:: What is expected ::
For the word "Project", find each line in the entries where it occurs and copy that line.

======== Data records

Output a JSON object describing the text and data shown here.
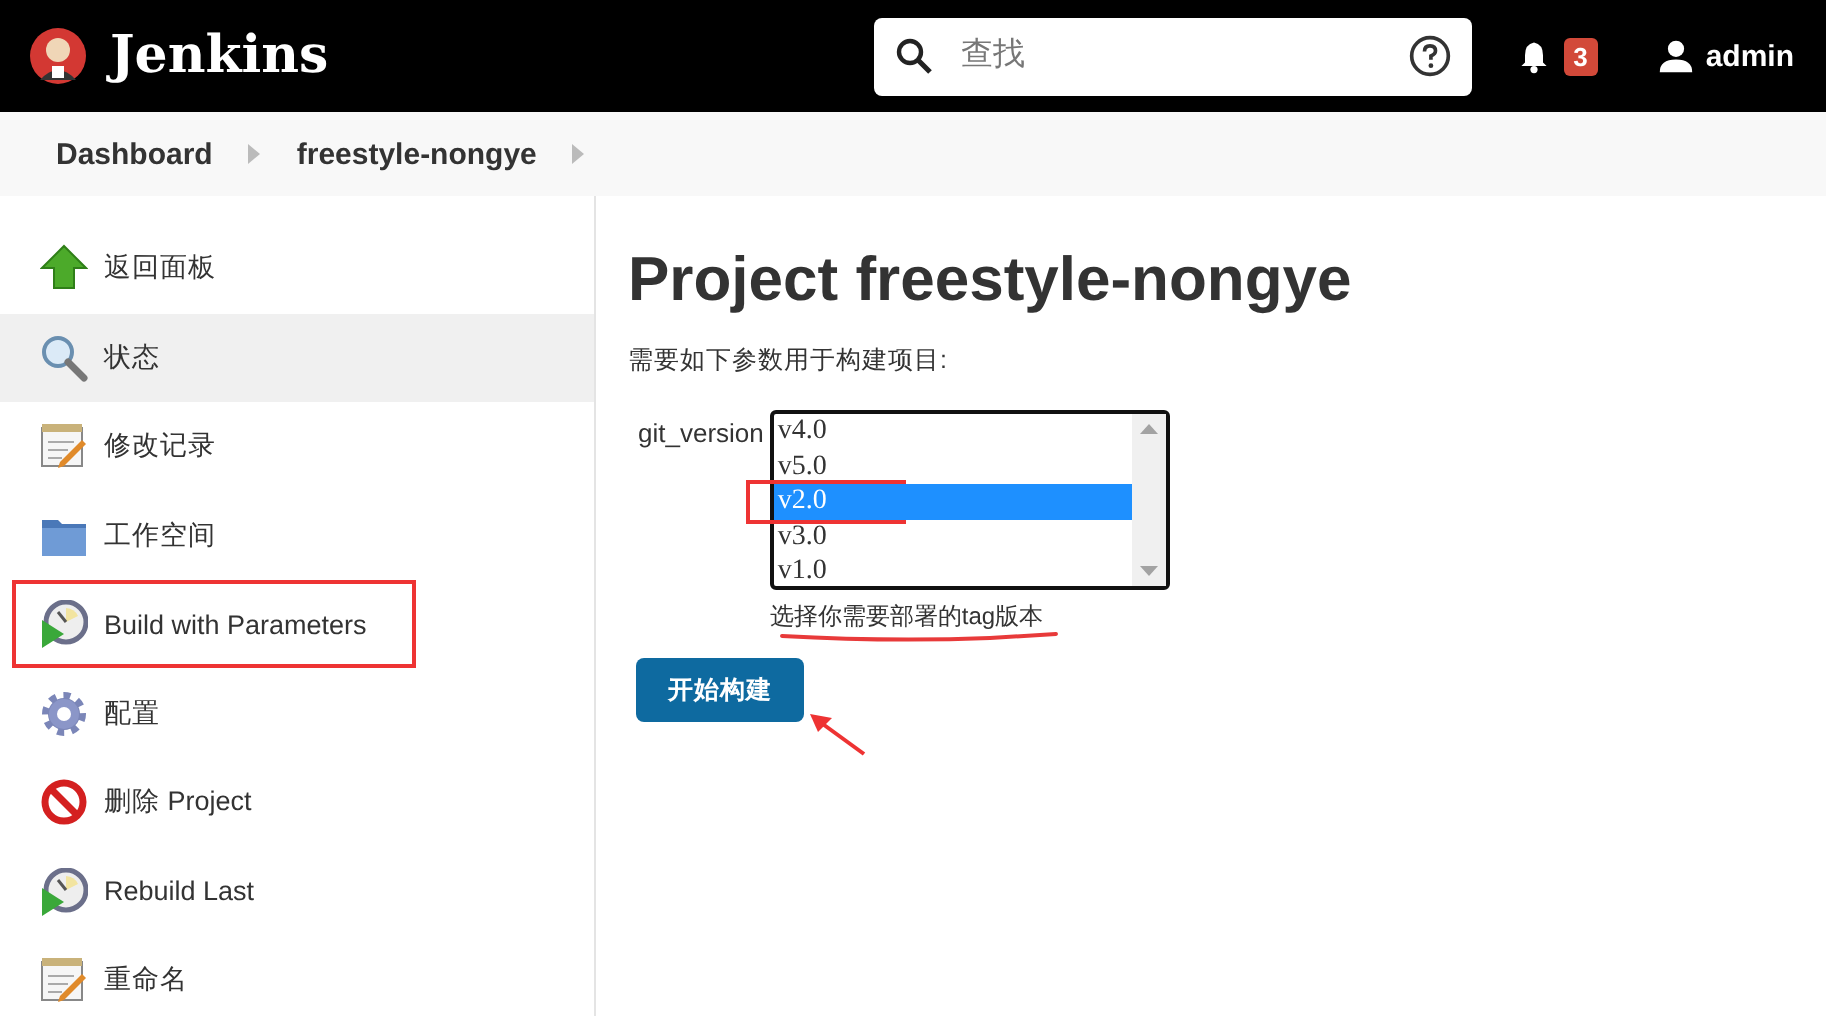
{
  "header": {
    "brand": "Jenkins",
    "search": {
      "placeholder": "查找"
    },
    "notifications": "3",
    "user": "admin"
  },
  "breadcrumbs": [
    "Dashboard",
    "freestyle-nongye"
  ],
  "sidebar": {
    "items": [
      {
        "label": "返回面板",
        "selected": false,
        "marked": false
      },
      {
        "label": "状态",
        "selected": true,
        "marked": false
      },
      {
        "label": "修改记录",
        "selected": false,
        "marked": false
      },
      {
        "label": "工作空间",
        "selected": false,
        "marked": false
      },
      {
        "label": "Build with Parameters",
        "selected": false,
        "marked": true
      },
      {
        "label": "配置",
        "selected": false,
        "marked": false
      },
      {
        "label": "删除 Project",
        "selected": false,
        "marked": false
      },
      {
        "label": "Rebuild Last",
        "selected": false,
        "marked": false
      },
      {
        "label": "重命名",
        "selected": false,
        "marked": false
      }
    ]
  },
  "main": {
    "title": "Project freestyle-nongye",
    "intro": "需要如下参数用于构建项目:",
    "parameter": {
      "name": "git_version",
      "options": [
        {
          "label": "v4.0",
          "selected": false,
          "marked": false
        },
        {
          "label": "v5.0",
          "selected": false,
          "marked": false
        },
        {
          "label": "v2.0",
          "selected": true,
          "marked": true
        },
        {
          "label": "v3.0",
          "selected": false,
          "marked": false
        },
        {
          "label": "v1.0",
          "selected": false,
          "marked": false
        }
      ],
      "hint": "选择你需要部署的tag版本",
      "hint_underlined": true
    },
    "build_button": "开始构建",
    "button_arrow": true
  }
}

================

:: Completed task ::
        "label": "删除 Project",
    "title": "Project freestyle-nongye",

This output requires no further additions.